- Work to complete:
In the records below, find each line holding the word "content" and copy it.

(Recorded data)
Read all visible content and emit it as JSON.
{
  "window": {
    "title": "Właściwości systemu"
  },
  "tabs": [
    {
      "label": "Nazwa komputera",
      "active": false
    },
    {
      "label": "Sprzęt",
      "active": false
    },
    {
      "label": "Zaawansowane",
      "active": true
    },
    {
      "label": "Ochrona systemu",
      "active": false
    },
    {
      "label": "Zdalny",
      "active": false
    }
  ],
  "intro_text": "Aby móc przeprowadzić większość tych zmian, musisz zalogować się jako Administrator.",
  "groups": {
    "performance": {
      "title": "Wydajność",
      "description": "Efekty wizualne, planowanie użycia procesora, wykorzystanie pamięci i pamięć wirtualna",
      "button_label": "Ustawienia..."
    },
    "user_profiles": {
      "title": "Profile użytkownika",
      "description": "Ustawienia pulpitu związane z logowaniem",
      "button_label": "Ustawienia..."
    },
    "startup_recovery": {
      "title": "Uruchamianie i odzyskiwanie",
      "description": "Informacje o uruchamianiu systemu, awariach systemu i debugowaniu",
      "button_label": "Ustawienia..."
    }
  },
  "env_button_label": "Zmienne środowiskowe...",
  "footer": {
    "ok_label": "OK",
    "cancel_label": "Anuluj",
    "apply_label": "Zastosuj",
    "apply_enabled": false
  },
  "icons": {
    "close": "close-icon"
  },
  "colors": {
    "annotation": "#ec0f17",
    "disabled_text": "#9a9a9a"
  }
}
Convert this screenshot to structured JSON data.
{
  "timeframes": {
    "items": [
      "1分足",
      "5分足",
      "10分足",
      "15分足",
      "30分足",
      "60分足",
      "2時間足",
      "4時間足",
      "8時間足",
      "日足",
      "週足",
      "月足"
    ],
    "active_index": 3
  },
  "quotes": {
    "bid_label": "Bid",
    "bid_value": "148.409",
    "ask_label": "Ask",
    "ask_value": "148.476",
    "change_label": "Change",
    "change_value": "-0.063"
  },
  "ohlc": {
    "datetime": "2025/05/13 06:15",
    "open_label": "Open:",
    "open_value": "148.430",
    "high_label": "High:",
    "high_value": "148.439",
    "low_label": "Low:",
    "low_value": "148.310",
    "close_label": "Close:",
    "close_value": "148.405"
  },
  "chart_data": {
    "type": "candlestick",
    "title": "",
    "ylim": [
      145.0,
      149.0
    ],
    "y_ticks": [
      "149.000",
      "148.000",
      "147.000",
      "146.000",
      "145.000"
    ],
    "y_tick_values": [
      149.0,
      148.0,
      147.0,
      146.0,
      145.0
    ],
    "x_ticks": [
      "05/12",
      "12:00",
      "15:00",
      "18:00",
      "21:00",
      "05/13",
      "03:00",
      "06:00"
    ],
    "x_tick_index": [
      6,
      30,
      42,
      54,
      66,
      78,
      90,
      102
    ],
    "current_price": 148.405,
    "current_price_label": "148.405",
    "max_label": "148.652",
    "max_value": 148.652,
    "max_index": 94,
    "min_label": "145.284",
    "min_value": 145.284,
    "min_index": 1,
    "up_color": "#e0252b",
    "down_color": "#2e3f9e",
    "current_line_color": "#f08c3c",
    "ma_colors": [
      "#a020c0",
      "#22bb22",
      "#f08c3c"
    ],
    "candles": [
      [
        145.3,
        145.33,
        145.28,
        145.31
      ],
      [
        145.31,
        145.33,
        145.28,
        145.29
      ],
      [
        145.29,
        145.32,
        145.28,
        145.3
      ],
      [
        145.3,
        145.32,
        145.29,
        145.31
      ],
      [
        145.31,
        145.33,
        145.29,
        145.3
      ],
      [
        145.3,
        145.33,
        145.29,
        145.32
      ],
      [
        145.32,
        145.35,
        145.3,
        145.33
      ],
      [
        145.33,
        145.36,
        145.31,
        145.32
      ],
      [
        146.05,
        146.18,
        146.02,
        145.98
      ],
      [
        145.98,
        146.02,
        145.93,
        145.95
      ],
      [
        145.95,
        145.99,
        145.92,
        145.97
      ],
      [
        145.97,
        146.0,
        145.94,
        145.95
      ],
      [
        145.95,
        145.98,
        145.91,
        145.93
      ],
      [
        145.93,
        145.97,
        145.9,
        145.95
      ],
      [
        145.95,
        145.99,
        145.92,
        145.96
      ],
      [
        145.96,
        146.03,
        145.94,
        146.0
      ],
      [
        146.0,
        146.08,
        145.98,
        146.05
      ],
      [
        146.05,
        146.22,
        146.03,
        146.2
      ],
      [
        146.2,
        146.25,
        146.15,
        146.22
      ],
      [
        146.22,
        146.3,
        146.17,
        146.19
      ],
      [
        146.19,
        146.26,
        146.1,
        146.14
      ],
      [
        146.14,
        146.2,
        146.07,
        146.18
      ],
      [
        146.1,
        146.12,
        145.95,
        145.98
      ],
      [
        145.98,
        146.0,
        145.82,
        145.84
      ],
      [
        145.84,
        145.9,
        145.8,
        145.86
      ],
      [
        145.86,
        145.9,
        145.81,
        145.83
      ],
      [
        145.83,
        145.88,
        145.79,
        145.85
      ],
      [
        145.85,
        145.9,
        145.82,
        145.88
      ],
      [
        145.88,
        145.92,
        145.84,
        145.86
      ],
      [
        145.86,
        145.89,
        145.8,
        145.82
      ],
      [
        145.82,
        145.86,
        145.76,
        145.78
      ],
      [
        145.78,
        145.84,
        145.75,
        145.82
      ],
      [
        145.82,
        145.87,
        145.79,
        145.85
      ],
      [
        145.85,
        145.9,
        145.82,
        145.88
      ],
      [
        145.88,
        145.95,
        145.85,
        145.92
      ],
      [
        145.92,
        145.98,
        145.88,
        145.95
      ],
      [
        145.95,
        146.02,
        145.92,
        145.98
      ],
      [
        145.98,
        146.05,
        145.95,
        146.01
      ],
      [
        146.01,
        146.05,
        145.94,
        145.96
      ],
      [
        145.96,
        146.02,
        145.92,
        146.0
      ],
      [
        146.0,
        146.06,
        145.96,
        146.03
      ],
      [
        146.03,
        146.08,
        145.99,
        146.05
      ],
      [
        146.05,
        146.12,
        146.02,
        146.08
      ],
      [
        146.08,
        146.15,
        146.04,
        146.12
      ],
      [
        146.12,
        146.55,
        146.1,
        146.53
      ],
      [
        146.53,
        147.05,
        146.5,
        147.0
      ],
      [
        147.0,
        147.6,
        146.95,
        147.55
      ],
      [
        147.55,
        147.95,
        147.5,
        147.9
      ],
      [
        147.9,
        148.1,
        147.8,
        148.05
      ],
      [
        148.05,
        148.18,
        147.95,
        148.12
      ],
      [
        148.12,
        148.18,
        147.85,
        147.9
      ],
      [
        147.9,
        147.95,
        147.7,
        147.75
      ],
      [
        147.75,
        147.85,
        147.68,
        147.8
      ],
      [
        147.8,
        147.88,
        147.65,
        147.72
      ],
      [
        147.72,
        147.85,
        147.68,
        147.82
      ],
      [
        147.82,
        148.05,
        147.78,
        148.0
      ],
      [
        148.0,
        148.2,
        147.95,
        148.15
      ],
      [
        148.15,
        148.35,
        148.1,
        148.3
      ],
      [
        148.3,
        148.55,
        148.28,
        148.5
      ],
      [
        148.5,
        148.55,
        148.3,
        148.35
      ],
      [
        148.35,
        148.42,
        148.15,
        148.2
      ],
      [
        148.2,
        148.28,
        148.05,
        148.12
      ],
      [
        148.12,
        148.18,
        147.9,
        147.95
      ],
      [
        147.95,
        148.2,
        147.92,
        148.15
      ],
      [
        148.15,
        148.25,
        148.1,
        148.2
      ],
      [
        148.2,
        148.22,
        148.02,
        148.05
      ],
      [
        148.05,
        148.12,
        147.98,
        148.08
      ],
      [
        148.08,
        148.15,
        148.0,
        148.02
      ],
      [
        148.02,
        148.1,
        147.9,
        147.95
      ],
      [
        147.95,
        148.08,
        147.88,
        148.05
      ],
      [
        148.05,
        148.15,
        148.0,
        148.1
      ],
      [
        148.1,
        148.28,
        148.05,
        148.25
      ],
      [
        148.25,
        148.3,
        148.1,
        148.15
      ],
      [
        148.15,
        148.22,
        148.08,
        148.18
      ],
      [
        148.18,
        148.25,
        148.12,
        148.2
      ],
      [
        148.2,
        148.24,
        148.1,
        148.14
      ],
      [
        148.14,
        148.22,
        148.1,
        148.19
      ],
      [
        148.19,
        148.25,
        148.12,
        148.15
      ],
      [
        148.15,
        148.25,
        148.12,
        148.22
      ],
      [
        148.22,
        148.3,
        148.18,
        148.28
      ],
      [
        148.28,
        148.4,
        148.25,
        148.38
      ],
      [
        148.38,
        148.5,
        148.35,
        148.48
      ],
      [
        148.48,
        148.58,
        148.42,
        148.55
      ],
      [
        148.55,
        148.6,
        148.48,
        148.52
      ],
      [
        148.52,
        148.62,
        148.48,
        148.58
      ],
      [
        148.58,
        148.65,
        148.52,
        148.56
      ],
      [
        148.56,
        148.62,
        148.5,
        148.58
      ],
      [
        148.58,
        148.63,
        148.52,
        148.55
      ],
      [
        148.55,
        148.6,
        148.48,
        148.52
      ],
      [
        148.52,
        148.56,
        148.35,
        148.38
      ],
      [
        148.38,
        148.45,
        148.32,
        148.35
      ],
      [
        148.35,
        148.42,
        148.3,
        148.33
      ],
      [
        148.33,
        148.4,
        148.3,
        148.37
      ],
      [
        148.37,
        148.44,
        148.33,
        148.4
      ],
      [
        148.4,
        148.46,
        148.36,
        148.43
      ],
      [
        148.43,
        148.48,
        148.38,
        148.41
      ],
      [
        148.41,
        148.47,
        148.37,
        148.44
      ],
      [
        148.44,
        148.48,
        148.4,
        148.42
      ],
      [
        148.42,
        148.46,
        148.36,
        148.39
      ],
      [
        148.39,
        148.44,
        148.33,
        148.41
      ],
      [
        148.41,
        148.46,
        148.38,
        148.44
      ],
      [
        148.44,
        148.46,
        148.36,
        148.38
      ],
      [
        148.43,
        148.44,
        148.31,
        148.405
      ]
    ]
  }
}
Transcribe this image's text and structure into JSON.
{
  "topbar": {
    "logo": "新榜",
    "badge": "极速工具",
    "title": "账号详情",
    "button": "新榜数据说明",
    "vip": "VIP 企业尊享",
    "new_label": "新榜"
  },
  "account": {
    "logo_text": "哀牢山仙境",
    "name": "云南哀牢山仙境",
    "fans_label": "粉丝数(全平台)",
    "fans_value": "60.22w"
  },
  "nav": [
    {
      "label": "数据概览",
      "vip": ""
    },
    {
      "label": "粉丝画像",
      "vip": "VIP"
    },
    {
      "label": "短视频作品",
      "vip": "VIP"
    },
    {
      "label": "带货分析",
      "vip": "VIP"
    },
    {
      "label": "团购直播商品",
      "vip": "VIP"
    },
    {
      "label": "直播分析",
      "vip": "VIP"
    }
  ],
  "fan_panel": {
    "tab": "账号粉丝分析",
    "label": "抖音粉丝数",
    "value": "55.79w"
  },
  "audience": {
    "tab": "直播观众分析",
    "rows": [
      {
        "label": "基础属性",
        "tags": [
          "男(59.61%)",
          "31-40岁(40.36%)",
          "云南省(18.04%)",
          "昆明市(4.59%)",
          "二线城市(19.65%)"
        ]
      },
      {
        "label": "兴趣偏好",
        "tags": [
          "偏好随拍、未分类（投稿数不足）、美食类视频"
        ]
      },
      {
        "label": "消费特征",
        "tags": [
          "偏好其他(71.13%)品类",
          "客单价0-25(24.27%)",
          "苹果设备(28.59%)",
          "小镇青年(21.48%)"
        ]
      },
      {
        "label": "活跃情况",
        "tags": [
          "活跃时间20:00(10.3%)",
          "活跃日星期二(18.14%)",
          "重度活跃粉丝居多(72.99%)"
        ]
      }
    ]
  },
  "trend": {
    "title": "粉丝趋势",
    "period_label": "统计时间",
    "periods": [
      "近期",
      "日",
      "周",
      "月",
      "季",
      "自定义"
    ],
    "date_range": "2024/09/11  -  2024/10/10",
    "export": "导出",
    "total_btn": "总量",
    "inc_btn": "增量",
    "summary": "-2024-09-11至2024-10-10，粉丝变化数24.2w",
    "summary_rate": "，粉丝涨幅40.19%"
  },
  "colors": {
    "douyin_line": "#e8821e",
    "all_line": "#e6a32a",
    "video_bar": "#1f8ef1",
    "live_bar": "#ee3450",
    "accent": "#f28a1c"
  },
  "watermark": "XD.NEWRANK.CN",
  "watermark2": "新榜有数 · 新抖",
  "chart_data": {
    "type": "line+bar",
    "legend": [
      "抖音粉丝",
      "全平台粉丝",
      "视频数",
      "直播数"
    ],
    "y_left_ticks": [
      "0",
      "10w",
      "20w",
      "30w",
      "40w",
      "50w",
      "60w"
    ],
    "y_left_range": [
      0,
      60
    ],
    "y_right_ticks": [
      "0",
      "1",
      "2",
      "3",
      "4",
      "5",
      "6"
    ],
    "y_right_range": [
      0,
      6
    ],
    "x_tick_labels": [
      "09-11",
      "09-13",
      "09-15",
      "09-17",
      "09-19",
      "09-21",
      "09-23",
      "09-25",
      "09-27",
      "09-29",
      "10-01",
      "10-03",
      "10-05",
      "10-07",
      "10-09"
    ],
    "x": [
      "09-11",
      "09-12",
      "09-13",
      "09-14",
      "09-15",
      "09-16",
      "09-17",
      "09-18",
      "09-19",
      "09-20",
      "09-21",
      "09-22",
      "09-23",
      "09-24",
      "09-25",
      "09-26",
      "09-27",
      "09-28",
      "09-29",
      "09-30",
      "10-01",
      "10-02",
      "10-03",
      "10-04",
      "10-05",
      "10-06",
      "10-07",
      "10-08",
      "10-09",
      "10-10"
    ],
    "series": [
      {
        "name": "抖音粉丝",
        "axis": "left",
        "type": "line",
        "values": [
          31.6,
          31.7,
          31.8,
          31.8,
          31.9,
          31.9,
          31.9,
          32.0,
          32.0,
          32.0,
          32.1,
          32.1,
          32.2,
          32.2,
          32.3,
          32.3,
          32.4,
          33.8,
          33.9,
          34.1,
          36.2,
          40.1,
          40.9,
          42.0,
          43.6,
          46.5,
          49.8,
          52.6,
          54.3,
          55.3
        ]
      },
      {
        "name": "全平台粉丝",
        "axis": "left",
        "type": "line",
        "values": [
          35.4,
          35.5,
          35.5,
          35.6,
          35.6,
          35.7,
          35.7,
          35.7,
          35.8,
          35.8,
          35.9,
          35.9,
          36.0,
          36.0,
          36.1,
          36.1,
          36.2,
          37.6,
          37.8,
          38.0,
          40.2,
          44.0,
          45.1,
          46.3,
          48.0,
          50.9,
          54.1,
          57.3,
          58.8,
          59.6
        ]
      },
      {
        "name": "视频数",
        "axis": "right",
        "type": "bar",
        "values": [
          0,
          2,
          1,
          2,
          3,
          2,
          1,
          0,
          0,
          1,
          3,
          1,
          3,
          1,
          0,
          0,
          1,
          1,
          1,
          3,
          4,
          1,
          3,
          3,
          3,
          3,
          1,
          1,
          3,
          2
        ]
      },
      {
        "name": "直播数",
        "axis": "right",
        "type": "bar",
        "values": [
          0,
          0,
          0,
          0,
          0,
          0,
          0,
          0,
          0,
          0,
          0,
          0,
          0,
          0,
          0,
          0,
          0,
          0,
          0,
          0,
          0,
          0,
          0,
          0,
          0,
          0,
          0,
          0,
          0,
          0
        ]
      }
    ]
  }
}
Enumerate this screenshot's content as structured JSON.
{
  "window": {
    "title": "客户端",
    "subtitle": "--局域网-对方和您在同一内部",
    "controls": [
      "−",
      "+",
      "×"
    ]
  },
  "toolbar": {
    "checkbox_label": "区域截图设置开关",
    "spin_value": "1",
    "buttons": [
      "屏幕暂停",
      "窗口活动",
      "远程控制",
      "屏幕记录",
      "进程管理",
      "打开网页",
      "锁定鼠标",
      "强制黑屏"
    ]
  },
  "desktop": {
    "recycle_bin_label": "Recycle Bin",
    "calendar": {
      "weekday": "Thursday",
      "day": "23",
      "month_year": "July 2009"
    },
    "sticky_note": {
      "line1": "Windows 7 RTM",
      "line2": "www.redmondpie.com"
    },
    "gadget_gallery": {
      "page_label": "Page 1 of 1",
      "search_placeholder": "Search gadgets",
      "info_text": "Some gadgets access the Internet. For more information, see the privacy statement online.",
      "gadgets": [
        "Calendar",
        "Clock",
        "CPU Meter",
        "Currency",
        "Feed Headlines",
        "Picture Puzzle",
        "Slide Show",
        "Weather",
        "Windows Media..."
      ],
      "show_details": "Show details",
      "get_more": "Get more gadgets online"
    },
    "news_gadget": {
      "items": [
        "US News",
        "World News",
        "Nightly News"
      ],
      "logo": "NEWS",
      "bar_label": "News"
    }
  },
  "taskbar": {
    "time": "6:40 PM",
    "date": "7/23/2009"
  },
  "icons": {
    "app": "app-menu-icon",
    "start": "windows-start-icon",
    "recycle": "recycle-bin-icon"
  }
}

- Response for this exercise:
Read all visible content and emit it as JSON.
Enumerate this screenshot's content as structured JSON.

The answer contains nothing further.